Steve and Jaylyn Hawks. [Photo: Utah State University Moab]

When Jaylyn Hawks entered local government six years ago, she didn’t imagine that her tenure would end with a pandemic and a trip to Japan. Now that her husband, Steve Hawks, has accepted a visiting professorship across the Pacific Ocean, she will have to leave Grand County behind.

“I thought about letting him go by himself, but I consider this the chance of a lifetime and didn’t want to miss out,” Hawks said in a press release printed on Nov. 5. “I have decided to step down from my county position at the end of the year and let someone else have a chance.”

Steve Hawks, Professor of Health Education and Promotion at Utah State University, will become a Visiting Professor of Public Health at the University of Tsukuba. The Japanese university is one of the highest-ranked in the country and known for its world-class research facilities. The role begins in January.

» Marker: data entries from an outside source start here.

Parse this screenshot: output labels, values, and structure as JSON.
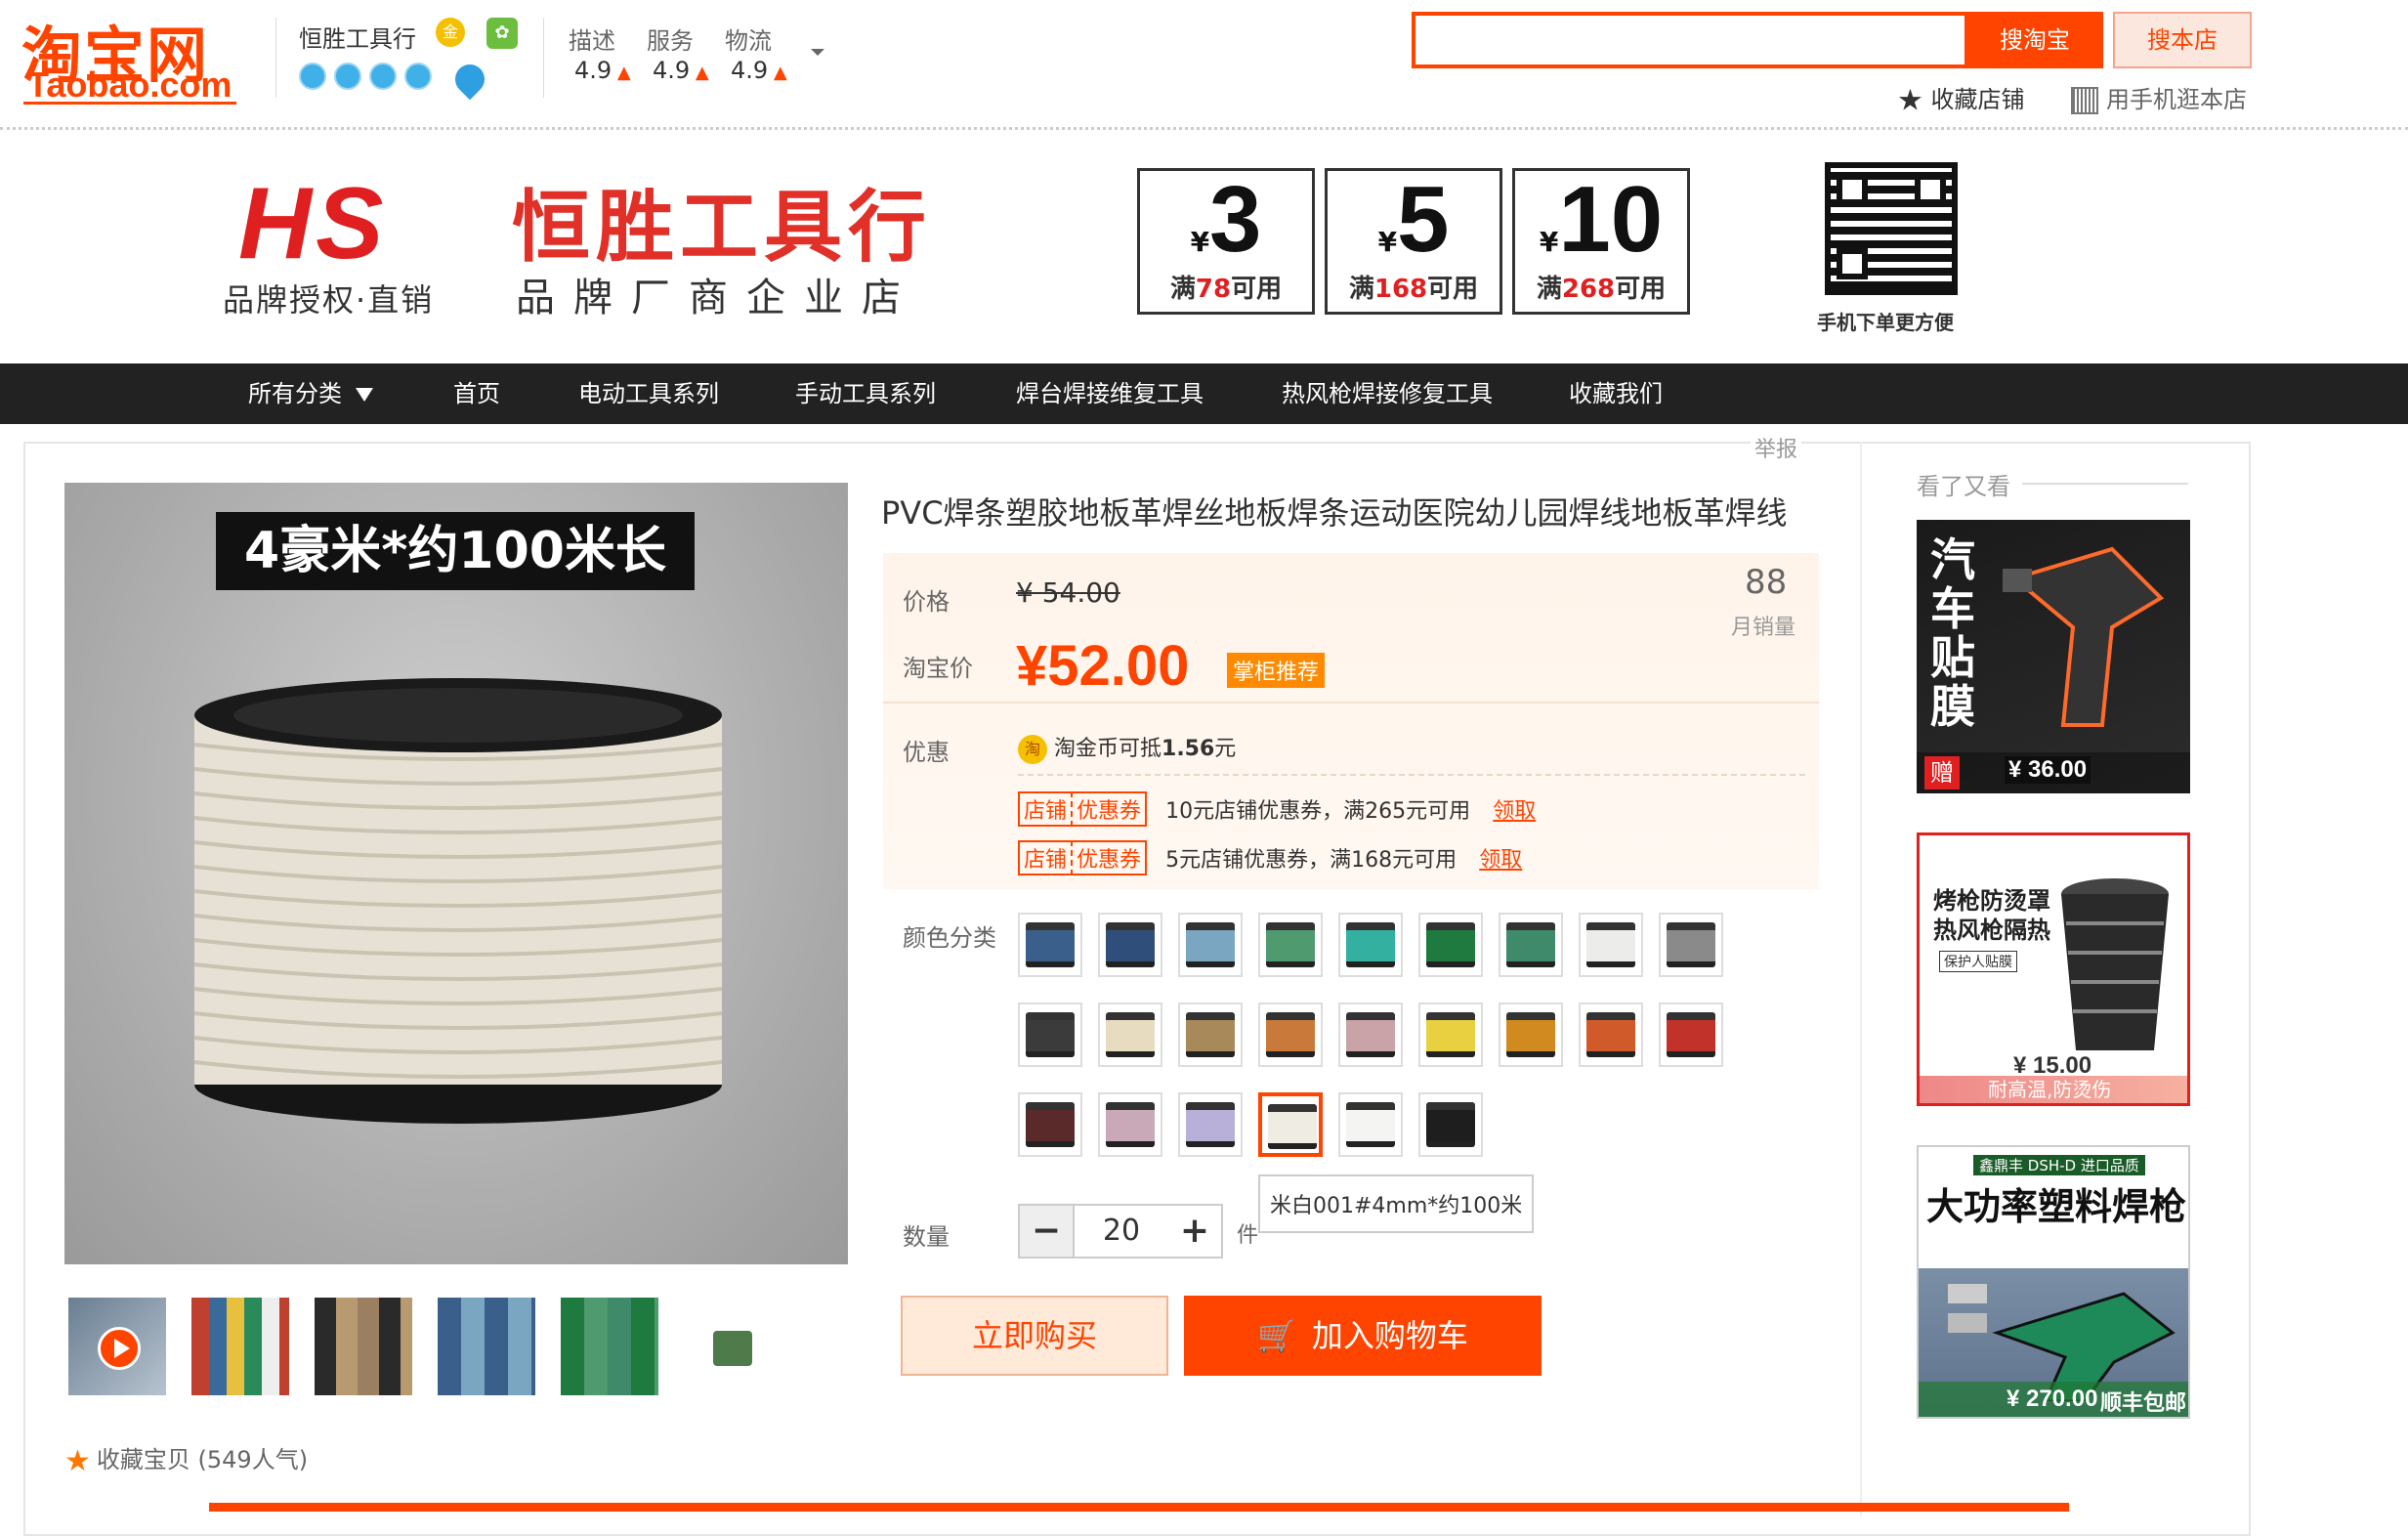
{
  "header": {
    "logo_cn": "淘宝网",
    "logo_en": "Taobao.com",
    "shop_name": "恒胜工具行",
    "ratings": [
      {
        "label": "描述",
        "value": "4.9"
      },
      {
        "label": "服务",
        "value": "4.9"
      },
      {
        "label": "物流",
        "value": "4.9"
      }
    ],
    "search": {
      "placeholder": "",
      "btn_taobao": "搜淘宝",
      "btn_shop": "搜本店"
    },
    "fav_shop": "收藏店铺",
    "phone_shop": "用手机逛本店"
  },
  "banner": {
    "logo": "HS",
    "logo_sub": "品牌授权·直销",
    "shop_big": "恒胜工具行",
    "shop_small": "品牌厂商企业店",
    "coupons": [
      {
        "yen": "¥",
        "amount": "3",
        "cond_pre": "满",
        "cond_num": "78",
        "cond_post": "可用"
      },
      {
        "yen": "¥",
        "amount": "5",
        "cond_pre": "满",
        "cond_num": "168",
        "cond_post": "可用"
      },
      {
        "yen": "¥",
        "amount": "10",
        "cond_pre": "满",
        "cond_num": "268",
        "cond_post": "可用"
      }
    ],
    "qr_caption": "手机下单更方便"
  },
  "nav": {
    "items": [
      "所有分类",
      "首页",
      "电动工具系列",
      "手动工具系列",
      "焊台焊接维复工具",
      "热风枪焊接修复工具",
      "收藏我们"
    ]
  },
  "product": {
    "report": "举报",
    "image_caption": "4豪米*约100米长",
    "title": "PVC焊条塑胶地板革焊丝地板焊条运动医院幼儿园焊线地板革焊线",
    "price_label": "价格",
    "old_price": "¥ 54.00",
    "tb_price_label": "淘宝价",
    "now_price": "¥52.00",
    "recommend_tag": "掌柜推荐",
    "sales_count": "88",
    "sales_label": "月销量",
    "promo_label": "优惠",
    "coin_icon_text": "淘",
    "coin_text_pre": "淘金币可抵",
    "coin_amount": "1.56",
    "coin_text_post": "元",
    "coupons": [
      {
        "tag_shop": "店铺",
        "tag_coupon": "优惠券",
        "text": "10元店铺优惠券，满265元可用",
        "link": "领取"
      },
      {
        "tag_shop": "店铺",
        "tag_coupon": "优惠券",
        "text": "5元店铺优惠券，满168元可用",
        "link": "领取"
      }
    ],
    "color_label": "颜色分类",
    "swatch_colors": [
      "#3a5f8a",
      "#2f4f7a",
      "#7aa6c2",
      "#4f9a6e",
      "#33b0a0",
      "#1e7a3e",
      "#3f8a6a",
      "#ececea",
      "#8a8a8a",
      "#3b3b3b",
      "#e8dcc0",
      "#a88a5a",
      "#c97a3a",
      "#c9a3a8",
      "#e8d040",
      "#d08a20",
      "#d05a2a",
      "#c0322a",
      "#5a2a2a",
      "#c9a8b8",
      "#b8b0d8",
      "#efece4",
      "#f4f4f2",
      "#1e1e1e"
    ],
    "selected_swatch": 21,
    "tooltip": "米白001#4mm*约100米",
    "qty_label": "数量",
    "qty_value": "20",
    "qty_unit": "件",
    "btn_buy": "立即购买",
    "btn_cart": "加入购物车",
    "fav_item": "收藏宝贝 (549人气)"
  },
  "sidebar": {
    "title": "看了又看",
    "items": [
      {
        "price": "¥ 36.00",
        "headline": "汽车贴膜",
        "tag": "赠"
      },
      {
        "price": "¥ 15.00",
        "headline": "烤枪防烫罩\n热风枪隔热",
        "tag": "保护人贴膜",
        "footer": "耐高温,防烫伤"
      },
      {
        "price": "¥ 270.00",
        "headline": "大功率塑料焊枪",
        "brand": "鑫鼎丰 DSH-D 进口品质",
        "footer": "顺丰包邮"
      }
    ]
  },
  "colors": {
    "accent": "#ff4400",
    "nav_bg": "#222222",
    "price_bg": "#fff4ea"
  }
}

“I lived in Japan for two years when I was younger and am excited to become reacquainted with the language and people,” he said in the press release. “Being with USU students in Japan, working side-by-side with students and faculty from the University of Tsukuba, will definitely be a career highlight.”

Jaylyn Hawks moved to Moab in 1997, working at local nonprofits and running her own bed-and-breakfast. She has been a member of the Grand County Council (now Commission) since 2014 and has served as Vice Chair.

In an interview with the Moab Sun News, Hawks said she will continue her tenure as a commissioner at least until December of this year. In January, she reported, the newly seated commission will appoint a new member to replace her.

“I'm quite proud of the work we did on the public lands initiative and the overnight accommodations work we did. We need to take care of the visitors that we currently have rather than push for more,” Hawks said. “I'm very pleased that we were able to find a different route to the form of government, making it compliant with statute and giving voters more of a choice in how they want the government to look.”

Hawks said that she is uncertain whether she will run again for county government when she returns from Japan, but until then, she looks forward to immersing herself in a new culture and lifestyle.

“I will study the language, enjoy new places and people, immerse myself in the amazing cultural opportunities Japan has to offer...and take my sushi habit to a whole new level,” she said.

She said she will miss the red rocks of Grand County, but more than the natural beauty, Hawks expressed her love and passion for local government in Moab’s surrounding areas.

“I feel honored to have been able to serve in this position for six years. And I think our county is amazing. The constituents are diverse and wonderful,” she continued. “I encourage our constituents to keep being involved and I thank them for my time serving here. I know that not every decision I made was great, but I gave it my best effort — I have no regrets.”